The Court: Mr. Schaefer, you're just telling me that there is not a factual basis for your plea, and if that is the basis I won't accept it.
Schaefer: I don't understand what you're saying.
The Court: Well, I have to make certain that you violated the law.
Schaefer: I must have, your Honor, so--
The Court: Don't you know?
Schaefer: I must have.
The Court: If you don't know you can't intelligently plead guilty today.
Schaefer: Then I do know, yes.
The district court also asked Schaefer whether he prepared his own returns and Schaefer said that he did, that sometimes he had help, but that he did not know if he had help for the periods at issue. The following exchange then took place between the district court, defense counsel and Schaefer.
The Court: The charge is he reported $24,000.00 on Schedule C as gross receipts from the business or profession and that he earned substantially in excess of that.
The Court: Is that correct?
Schaefer: That is correct.
The Court: Without setting out a precise figure?
Schaefer: Yes, that is correct.
The district court then advised Schaefer that it was the court's duty to sentence him and that the maximum sentence was set out on page two of the plea agreement that Schaefer had signed.4 Upon further questioning by the district court, Schaefer indicated that he understood the penalties that he was subjecting himself to by his guilty plea.
The record in the present case indicates that Schaefer willfully filed a false tax return for the year 1986. Moreover, there was sufficient factual basis to support Schaefer's guilty plea.
Accordingly, the judgment of the district court is affirmed.
The Honorable Stephen N. Limbaugh, United States District Judge for the Eastern District of Missouri
In United States v. Cody, 438 F.2d 287, 289 (8th Cir. 1970), this Court citing McCarthy v. United States, 394 U.S. 459, 463 n. 6, 89 S. Ct. 1166, 1169 n. 6, 22 L. Ed. 2d 418 (1969), concluded, that in determining that a factual basis exists for a guilty plea, the presentence report may be considered. See also United States v. Bradin, 535 F.2d 1039, 1041 (8th Cir. 1976)
The district court also discussed the terms of the plea agreement with Schaefer and asked him if he understood that under the plea agreement he would plea guilty to Count I, which involved the 1986 income tax return, and the government would dismiss Count II, Schaefer told the district court that it was his understanding that those were the terms of the agreement. Schaefer also told the district court that he understood the charges and that he was pleading guilty to Count I

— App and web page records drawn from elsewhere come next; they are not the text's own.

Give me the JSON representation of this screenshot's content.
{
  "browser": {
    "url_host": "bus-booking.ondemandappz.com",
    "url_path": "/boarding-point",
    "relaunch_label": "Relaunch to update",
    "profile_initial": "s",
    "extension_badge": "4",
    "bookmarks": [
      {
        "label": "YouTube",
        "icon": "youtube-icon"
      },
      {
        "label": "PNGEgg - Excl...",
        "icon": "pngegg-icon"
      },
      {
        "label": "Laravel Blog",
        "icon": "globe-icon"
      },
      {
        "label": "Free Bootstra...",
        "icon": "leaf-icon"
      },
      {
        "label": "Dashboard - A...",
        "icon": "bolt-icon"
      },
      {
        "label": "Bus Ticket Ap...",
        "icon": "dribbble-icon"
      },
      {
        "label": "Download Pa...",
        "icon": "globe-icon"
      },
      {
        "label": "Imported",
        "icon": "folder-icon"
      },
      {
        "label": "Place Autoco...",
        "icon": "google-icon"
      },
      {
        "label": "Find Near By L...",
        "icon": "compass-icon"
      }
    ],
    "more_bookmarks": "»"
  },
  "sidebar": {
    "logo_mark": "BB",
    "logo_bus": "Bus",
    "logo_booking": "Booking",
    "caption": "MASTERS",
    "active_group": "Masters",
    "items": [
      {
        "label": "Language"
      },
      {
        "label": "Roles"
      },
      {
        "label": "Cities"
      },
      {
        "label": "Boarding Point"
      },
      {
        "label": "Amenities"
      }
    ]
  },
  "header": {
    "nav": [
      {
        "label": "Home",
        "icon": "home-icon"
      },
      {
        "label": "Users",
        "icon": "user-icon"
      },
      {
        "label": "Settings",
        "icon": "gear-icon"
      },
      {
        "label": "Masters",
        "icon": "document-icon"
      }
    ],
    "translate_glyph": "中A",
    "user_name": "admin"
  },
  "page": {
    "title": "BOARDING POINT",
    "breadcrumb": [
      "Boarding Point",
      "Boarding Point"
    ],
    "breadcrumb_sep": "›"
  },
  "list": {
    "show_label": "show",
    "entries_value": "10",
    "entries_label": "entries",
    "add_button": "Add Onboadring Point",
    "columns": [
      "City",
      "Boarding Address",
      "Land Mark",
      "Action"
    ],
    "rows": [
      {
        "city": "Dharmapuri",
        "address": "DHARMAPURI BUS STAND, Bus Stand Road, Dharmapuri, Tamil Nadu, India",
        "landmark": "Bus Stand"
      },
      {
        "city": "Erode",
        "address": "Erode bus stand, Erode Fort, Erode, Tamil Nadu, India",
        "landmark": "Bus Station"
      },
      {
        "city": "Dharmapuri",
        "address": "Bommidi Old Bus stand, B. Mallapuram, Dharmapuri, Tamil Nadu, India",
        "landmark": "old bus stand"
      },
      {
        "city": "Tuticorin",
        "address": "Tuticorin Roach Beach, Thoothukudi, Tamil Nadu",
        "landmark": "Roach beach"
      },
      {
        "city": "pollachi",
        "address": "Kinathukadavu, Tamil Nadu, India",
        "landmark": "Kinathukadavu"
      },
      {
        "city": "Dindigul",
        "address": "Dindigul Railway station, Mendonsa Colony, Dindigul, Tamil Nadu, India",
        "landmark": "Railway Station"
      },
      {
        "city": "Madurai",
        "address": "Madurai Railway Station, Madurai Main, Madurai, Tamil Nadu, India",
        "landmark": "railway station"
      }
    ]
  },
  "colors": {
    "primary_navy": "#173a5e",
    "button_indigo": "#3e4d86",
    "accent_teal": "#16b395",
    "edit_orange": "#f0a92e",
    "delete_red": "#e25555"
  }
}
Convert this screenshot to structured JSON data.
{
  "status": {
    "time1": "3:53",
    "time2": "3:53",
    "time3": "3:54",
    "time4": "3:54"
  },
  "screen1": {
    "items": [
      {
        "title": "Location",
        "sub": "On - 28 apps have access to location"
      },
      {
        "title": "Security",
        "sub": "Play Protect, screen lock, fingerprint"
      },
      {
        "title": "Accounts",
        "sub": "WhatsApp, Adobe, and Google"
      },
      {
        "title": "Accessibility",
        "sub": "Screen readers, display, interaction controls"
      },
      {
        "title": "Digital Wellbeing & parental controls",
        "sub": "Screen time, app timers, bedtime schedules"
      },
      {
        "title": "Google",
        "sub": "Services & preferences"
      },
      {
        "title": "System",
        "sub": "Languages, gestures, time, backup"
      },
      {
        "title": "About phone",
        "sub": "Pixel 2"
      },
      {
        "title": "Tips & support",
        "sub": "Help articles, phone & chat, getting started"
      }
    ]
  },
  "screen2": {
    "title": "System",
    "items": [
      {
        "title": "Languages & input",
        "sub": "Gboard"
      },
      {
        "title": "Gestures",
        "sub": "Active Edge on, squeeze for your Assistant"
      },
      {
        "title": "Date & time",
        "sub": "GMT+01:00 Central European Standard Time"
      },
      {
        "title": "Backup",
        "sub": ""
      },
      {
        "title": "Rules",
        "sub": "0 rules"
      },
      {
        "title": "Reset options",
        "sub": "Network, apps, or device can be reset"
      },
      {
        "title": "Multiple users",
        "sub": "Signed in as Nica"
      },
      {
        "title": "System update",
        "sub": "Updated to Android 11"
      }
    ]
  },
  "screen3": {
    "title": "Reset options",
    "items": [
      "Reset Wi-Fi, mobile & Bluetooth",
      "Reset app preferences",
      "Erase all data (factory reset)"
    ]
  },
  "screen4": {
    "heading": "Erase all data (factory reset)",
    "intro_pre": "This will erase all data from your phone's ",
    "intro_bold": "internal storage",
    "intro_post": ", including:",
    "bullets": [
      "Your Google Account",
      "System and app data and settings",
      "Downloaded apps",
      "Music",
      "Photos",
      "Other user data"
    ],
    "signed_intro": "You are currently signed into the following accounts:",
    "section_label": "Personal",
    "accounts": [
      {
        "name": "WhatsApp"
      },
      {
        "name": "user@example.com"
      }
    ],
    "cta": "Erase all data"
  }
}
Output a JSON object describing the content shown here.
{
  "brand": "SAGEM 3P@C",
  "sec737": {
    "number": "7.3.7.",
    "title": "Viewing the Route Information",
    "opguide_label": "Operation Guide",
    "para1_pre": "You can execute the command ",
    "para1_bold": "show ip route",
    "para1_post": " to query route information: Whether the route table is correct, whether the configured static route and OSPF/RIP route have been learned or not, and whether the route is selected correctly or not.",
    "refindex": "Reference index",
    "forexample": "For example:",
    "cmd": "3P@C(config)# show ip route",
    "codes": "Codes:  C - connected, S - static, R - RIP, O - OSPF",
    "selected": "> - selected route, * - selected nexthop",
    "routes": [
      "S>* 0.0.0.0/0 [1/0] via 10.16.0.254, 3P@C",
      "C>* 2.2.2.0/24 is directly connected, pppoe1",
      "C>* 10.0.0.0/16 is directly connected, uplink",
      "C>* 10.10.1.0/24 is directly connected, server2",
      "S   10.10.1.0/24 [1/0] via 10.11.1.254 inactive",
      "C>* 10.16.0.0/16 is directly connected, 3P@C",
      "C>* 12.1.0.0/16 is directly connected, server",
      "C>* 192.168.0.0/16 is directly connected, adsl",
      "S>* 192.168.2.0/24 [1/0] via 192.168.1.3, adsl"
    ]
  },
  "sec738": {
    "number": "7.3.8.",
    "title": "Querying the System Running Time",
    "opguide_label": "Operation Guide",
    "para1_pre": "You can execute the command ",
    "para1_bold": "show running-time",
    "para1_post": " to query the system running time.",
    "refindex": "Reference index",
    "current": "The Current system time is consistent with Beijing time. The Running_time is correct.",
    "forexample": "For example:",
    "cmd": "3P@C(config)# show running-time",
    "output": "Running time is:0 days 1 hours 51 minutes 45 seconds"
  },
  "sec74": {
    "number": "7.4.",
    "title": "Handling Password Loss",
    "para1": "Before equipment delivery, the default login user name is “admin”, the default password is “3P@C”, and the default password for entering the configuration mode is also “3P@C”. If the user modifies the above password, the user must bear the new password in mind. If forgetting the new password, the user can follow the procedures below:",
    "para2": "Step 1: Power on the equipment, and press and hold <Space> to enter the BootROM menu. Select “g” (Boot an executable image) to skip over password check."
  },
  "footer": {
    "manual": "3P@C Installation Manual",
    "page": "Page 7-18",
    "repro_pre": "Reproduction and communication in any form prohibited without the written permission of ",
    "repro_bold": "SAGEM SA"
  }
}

The district court further advised Schaefer that he could be sentenced to three years imprisonment and fine him $250,000.00, plus a $50.00 special assessment, and require him to make whatever tax restitution is required, plus interest and penalties